Thus, instead of ancestor simulations being implemented simply out of historical curiosity, a larger portion of such simulations may arise as one super-intelligence tries to figure out another by working out how its competitor arose in the first place. This casts a somewhat different light on how such simulations would be built and treated, then the usual suggestion of university researchers or over-powered child-gods playing Civilization-3^^^3.

 

* Assume for a moment that you're in the original, real (to whatever degree that word has meaning) universe, and you're considering the vast numbers of copies of yourself that are going to be instantiated over future eons. Is there anything that the original you can do, think, or be which could improve your future copies' lives? Eg, is there some pre-commitment you could make, privately or publicly?

* Assume for a moment that you're in one of the simulated universes.

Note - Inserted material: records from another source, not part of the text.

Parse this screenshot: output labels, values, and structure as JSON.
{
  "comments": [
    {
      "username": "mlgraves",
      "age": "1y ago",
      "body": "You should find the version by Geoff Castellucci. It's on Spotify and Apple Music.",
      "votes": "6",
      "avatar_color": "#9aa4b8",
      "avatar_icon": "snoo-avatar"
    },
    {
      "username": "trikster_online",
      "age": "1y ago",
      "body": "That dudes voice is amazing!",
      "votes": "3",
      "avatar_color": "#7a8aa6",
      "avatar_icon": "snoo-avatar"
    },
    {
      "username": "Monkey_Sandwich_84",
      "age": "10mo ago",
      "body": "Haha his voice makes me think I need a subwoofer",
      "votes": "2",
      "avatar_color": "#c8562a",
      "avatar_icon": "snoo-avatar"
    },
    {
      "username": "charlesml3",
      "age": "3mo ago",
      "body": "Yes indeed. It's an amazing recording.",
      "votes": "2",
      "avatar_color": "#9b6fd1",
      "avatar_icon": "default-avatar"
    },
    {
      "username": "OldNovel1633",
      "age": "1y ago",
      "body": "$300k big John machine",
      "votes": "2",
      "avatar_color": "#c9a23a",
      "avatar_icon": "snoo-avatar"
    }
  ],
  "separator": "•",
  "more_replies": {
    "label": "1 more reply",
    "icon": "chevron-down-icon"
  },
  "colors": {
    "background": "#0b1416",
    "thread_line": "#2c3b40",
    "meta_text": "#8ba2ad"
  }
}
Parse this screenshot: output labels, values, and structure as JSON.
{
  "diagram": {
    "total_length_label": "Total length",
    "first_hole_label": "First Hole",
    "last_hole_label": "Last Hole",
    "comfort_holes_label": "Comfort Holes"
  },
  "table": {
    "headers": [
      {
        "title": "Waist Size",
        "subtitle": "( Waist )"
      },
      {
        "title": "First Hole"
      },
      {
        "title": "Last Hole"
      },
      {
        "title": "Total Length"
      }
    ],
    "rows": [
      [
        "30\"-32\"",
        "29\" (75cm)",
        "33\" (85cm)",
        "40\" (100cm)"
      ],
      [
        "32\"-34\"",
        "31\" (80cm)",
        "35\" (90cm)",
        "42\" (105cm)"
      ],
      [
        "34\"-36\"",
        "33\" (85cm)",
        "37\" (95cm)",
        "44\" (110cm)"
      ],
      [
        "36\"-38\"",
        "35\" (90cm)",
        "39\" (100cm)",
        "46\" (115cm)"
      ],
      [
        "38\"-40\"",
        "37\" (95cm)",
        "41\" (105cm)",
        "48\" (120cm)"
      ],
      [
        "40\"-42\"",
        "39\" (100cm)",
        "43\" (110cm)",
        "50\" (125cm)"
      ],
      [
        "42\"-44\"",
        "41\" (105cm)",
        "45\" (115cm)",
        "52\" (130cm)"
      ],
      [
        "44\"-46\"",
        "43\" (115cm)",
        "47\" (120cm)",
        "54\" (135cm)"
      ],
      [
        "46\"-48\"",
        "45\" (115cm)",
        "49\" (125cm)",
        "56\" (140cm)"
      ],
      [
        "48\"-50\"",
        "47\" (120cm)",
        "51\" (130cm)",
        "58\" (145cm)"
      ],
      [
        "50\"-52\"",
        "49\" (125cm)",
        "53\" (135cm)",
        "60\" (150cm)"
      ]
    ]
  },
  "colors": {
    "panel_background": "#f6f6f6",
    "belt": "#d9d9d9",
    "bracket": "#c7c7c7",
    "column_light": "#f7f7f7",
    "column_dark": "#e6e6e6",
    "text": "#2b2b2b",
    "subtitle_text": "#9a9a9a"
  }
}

Is there anything you can do that would make your subjective experience any different from what your original experienced?

* Assume for a moment that you're a super-intelligence, or at least a proto-super-intelligence, considering running something that includes an ancestor simulation. Is there anything which the original people, or the simulated versions, could do or have done, which would change your mind about how to treat the simulated people?

* Assume for a moment that you're in one of the simulated universes... and due to battle damage to a super-intelligence, you accidentally are given root access and control over your whole universe. Taking into account Reedspacer's Lower Bound, and assuming an upper bound of not being able to noticeably affect the super-battle, what would you do with your universe?

Comments (4)

Comment author: Luke_A_Somers 27 June 2013 10:34:38AM *  2 points [-]

I suspect that an AI fighting a war against an AI is unlikely to be leisurely enough that one would take time to simulate, in detail, my breakfast. Even if I do happen to also be reading LW.

Maybe you folks closer to AI development couldn't rely on that, but way out here, I think I'm pretty safe.

Comment author: Armok_GoB 29 June 2013 09:07:53PM 1 point [-]

1: Make sure the AI originating from HERE is friendly. otherwise nothing.

2: Stop trying to make the AI that'd not have any real influence anyway, instead focusing on hedonism and/or becoming a Buddhist monk.

3: [REDACTED BECAUSE ROKOS BASILISK]

4a: What I would probably do is fall to the temptation to self modify, and end up as UFAI myself. 4b: what I should do is hand it over to people way smarter than me, like Eliezer, and/or/at least debate it a lot and require multiple people agreeing and vetting code very carefully, resulting in an answer I couldn't get for just this post.

Comment author: Decius 25 June 2013 06:58:46AM *  1 point [-]

One could of course simply stop simulating people accurately enough for them to become 'real' when they would otherwise undergo suffering. You could even put them back into the simulation afterwards.

Alternately, one could use a memory hacking tool and maximize the happiness value of a large number of simulated people, possibly without changing their behavior at all.

And to your last question: I would try to cause the universe-as-it-is-known to become a self-modifying general intelligence in the 'real' (or simulated-1) world.

Comment author: pinyaka 27 June 2013 03:26:38PM 0 points [-]

Assume for a moment that you're in the original, real (to whatever degree that word has meaning) universe, and you're considering the vast numbers of copies of yourself that are going to be instantiated over future eons. Is there anything that the original you can do, think, or be which could improve your future copies' lives? Eg, is there some pre-commitment you could make, privately or publicly?

I suppose I'd figure out how much variation from my current self I could incorporate into an instance and still consider it to be a reasonable copy of me. Then I might try to instantiate everything in that range and see what works best for whatever definition of best.